A cult of personality has developed around the charismatic Nasrallah, a hero to many Arabs who credit Hezbollah with driving Israel out of Lebanon. Experts say the 46-year-old Nasrallah has grown cocky, and may have underestimated the ferocity with which Israel would respond to the kidnapping of its soldiers.
But Israel may have underestimated what it would take to crush a guerilla group with several thousand trained fighters and substantial popular support.
"My belief is that the majority of Lebanese would really like Israel to do the job for them, but 40 percent are Shiites and half of those are more or less Shiite extremists," Diskin says.
"Because of that, to get rid of Hezbollah altogether in the near future is unfortunately something impossible."
Though accused of excessive force, Israel is operating under a broad international consensus that Hezbollah at least must be permanently disarmed. Since airstrikes have not stopped the rocket attacks, Israel is now sending ground troops into south Lebanon to wipe out launch sites and create a buffer zone.
The danger, Israel's own military chief of staff has warned, is that Israel could be dragged into a long guerilla war. Hezbollah, he said, is counting on Israeli resolve to falter over time, as it did with the 18-year occupation of south Lebanon.
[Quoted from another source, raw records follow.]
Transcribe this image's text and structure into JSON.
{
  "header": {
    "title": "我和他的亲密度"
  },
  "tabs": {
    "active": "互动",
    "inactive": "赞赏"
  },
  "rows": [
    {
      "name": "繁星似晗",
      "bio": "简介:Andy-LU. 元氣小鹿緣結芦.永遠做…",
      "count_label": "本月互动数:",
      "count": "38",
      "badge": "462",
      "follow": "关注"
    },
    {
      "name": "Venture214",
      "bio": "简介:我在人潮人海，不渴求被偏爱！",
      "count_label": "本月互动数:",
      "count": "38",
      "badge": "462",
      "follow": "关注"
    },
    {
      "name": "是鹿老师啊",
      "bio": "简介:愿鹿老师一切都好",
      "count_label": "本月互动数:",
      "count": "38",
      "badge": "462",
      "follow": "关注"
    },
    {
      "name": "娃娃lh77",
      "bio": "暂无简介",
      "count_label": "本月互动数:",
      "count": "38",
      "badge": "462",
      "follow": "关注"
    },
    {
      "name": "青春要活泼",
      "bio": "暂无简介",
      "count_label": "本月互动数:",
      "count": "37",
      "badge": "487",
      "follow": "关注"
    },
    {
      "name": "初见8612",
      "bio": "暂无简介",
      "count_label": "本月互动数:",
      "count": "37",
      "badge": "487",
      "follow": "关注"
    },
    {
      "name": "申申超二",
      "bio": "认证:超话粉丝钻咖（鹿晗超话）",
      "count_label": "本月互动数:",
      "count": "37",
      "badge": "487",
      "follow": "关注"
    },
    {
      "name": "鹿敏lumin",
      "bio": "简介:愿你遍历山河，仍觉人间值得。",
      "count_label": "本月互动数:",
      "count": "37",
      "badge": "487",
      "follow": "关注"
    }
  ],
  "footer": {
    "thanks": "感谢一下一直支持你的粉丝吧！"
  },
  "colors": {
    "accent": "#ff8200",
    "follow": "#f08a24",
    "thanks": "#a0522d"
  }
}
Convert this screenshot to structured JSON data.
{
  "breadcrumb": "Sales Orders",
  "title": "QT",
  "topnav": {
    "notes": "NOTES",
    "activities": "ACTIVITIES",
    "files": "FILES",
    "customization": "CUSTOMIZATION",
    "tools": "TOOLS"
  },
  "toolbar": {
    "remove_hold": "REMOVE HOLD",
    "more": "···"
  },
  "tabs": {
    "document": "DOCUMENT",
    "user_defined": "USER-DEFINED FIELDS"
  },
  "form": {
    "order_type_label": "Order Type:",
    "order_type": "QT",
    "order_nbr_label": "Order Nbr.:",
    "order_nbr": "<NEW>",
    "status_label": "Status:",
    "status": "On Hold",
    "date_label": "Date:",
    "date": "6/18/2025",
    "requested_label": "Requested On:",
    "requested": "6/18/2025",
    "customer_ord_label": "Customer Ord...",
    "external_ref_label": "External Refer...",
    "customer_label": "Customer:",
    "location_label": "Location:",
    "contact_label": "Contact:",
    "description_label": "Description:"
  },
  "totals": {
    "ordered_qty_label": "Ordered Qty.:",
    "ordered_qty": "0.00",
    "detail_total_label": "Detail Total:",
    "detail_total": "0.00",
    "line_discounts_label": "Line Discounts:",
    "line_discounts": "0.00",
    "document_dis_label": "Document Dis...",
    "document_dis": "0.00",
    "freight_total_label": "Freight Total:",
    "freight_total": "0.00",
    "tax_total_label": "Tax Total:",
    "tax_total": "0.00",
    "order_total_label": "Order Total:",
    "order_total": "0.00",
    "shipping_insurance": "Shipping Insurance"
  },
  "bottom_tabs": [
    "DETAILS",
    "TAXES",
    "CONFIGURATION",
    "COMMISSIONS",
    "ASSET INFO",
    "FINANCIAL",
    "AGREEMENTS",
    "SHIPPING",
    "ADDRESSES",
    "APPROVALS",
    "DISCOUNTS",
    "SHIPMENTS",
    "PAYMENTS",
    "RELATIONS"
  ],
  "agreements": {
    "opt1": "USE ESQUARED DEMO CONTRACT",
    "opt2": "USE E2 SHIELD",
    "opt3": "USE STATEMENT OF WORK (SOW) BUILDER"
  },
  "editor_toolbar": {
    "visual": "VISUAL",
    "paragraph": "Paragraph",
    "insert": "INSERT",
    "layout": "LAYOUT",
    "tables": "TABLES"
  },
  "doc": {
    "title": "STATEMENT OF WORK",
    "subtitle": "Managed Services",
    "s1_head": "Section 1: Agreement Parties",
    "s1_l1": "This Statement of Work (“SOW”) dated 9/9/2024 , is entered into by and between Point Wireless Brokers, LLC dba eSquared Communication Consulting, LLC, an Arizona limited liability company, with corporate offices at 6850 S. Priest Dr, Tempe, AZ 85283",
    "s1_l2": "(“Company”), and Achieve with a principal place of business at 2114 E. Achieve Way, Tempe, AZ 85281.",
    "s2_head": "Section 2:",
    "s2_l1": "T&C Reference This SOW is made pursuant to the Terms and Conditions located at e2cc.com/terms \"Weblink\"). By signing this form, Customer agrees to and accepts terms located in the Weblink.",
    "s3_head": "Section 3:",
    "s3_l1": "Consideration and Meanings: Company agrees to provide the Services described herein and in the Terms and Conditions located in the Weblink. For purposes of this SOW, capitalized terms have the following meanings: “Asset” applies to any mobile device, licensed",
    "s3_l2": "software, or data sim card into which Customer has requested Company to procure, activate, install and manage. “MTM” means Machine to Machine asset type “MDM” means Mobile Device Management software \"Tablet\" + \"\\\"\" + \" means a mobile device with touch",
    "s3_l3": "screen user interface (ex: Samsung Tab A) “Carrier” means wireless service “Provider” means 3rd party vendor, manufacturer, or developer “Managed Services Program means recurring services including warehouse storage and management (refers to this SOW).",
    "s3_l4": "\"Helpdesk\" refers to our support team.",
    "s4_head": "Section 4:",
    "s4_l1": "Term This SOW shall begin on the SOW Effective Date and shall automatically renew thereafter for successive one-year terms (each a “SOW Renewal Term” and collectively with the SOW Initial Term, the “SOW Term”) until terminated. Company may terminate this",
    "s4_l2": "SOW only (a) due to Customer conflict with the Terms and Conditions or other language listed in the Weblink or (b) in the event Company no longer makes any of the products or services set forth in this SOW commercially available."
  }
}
But another danger, NYU's Ben-Meir thinks, is that Israel's reluctance to fight a ground war means it may settle for something "considerably less" than crushing Hezbollah.
"That may defer the crisis to the years ahead," he says.
Ben-Meir thinks a key to resolving the problems of both Hezbollah and Hamas is to break the alliance between Syria and Iran. He argues that Syria's main goal is to regain the Golan Heights, which Israeli captured in the 1967 Mideast War. Without negotiations on that issue, he says, Syria will continue to support Hamas and Hezbollah in concert with Iran.
"I have dealt with the Syrians for years, and yes, you can calm down the situation, but Syria is not going to stop creating problems in the region unless the Golan issue is addressed," Ben-Meir says. "That is the only way to separate Iran from Syria."
But Ben-Meir doesn't see any breakthrough on the Golan Heights or the broader Arab-Israeli conflict unless the United States gets actively involved. Unfortunately, he says, it has no relations with Iran and only limited contacts with Syria.
"It is a tragic mistake that the United States could not find a way to deal with Iran four or five years ago," Ben-Meir says. "An even worse mistake is that it attempted to exclude and isolate Syria."
Israel and the United States continue to largely blame Iran and Syria for the current crisis. And for now, Israelis are fully behind their government's approach despite the heavy loss of life and tremendous property damage in Lebanon.
Less than two weeks into the fight, 21-year-old Michal Zeevi has lost one friend, a soldier. Several other friends have come to stay with her in Jerusalem, terrified by the rockets falling on their town in northern Israel.
"They are crazy," Zeevi says of Hezbollah. "I think we need to go into Lebanon and get rid of them."
Susan Martin can be contacted at email@example.com.